> **What to do**
Down to the final line, print the records again exactly.

> **Records for processing**
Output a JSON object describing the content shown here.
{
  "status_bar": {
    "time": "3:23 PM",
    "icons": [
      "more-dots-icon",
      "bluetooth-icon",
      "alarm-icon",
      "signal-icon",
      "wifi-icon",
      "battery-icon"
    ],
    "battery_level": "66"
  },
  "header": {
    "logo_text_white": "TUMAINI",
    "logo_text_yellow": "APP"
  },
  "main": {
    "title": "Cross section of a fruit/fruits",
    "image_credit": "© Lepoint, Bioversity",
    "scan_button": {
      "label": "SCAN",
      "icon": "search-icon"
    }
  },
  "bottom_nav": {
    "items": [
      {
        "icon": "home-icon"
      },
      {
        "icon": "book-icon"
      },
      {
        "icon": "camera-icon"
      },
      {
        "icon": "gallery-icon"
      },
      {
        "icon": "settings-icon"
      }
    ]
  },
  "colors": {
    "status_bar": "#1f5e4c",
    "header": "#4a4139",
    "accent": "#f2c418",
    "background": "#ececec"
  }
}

> **Task answer**
Output a JSON object describing the content shown here.
{
  "status_bar": {
    "time": "3:23 PM",
    "icons": [
      "more-dots-icon",
      "bluetooth-icon",
      "alarm-icon",
      "signal-icon",
      "wifi-icon",
      "battery-icon"
    ],
    "battery_level": "66"
  },
  "header": {
    "logo_text_white": "TUMAINI",
    "logo_text_yellow": "APP"
  },
  "main": {
    "title": "Cross section of a fruit/fruits",
    "image_credit": "© Lepoint, Bioversity",
    "scan_button": {
      "label": "SCAN",
      "icon": "search-icon"
    }
  },
  "bottom_nav": {
    "items": [
      {
        "icon": "home-icon"
      },
      {
        "icon": "book-icon"
      },
      {
        "icon": "camera-icon"
      },
      {
        "icon": "gallery-icon"
      },
      {
        "icon": "settings-icon"
      }
    ]
  },
  "colors": {
    "status_bar": "#1f5e4c",
    "header": "#4a4139",
    "accent": "#f2c418",
    "background": "#ececec"
  }
}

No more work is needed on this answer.